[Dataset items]
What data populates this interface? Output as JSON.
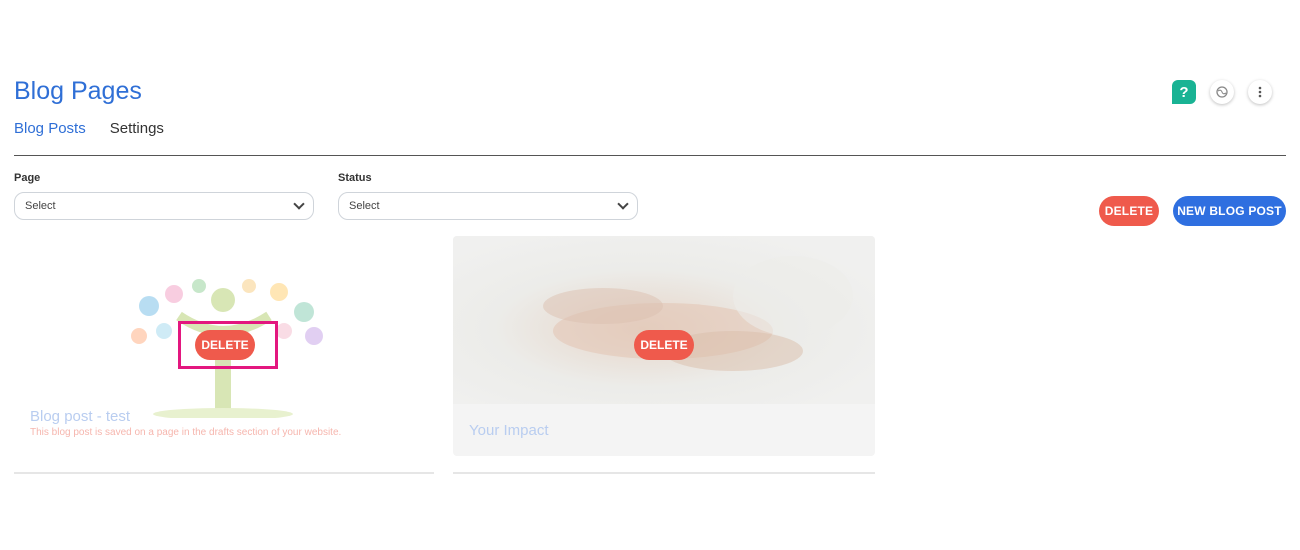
{
  "header": {
    "title": "Blog Pages",
    "tabs": [
      {
        "label": "Blog Posts",
        "active": true
      },
      {
        "label": "Settings",
        "active": false
      }
    ],
    "icons": [
      "help-icon",
      "globe-icon",
      "more-vertical-icon"
    ]
  },
  "filters": {
    "page": {
      "label": "Page",
      "value": "Select"
    },
    "status": {
      "label": "Status",
      "value": "Select"
    }
  },
  "actions": {
    "delete_label": "DELETE",
    "new_post_label": "NEW BLOG POST"
  },
  "posts": [
    {
      "title": "Blog post - test",
      "subtitle": "This blog post is saved on a page in the drafts section of your website.",
      "delete_label": "DELETE"
    },
    {
      "title": "Your Impact",
      "delete_label": "DELETE"
    }
  ],
  "colors": {
    "accent": "#2f6fd6",
    "danger": "#ef5a4c",
    "help": "#19b394",
    "highlight": "#e3177f"
  }
}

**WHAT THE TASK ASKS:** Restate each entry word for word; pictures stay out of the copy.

**TASK OUTPUT:**
What data populates this interface? Output as JSON.
{
  "header": {
    "title": "Blog Pages",
    "tabs": [
      {
        "label": "Blog Posts",
        "active": true
      },
      {
        "label": "Settings",
        "active": false
      }
    ],
    "icons": [
      "help-icon",
      "globe-icon",
      "more-vertical-icon"
    ]
  },
  "filters": {
    "page": {
      "label": "Page",
      "value": "Select"
    },
    "status": {
      "label": "Status",
      "value": "Select"
    }
  },
  "actions": {
    "delete_label": "DELETE",
    "new_post_label": "NEW BLOG POST"
  },
  "posts": [
    {
      "title": "Blog post - test",
      "subtitle": "This blog post is saved on a page in the drafts section of your website.",
      "delete_label": "DELETE"
    },
    {
      "title": "Your Impact",
      "delete_label": "DELETE"
    }
  ],
  "colors": {
    "accent": "#2f6fd6",
    "danger": "#ef5a4c",
    "help": "#19b394",
    "highlight": "#e3177f"
  }
}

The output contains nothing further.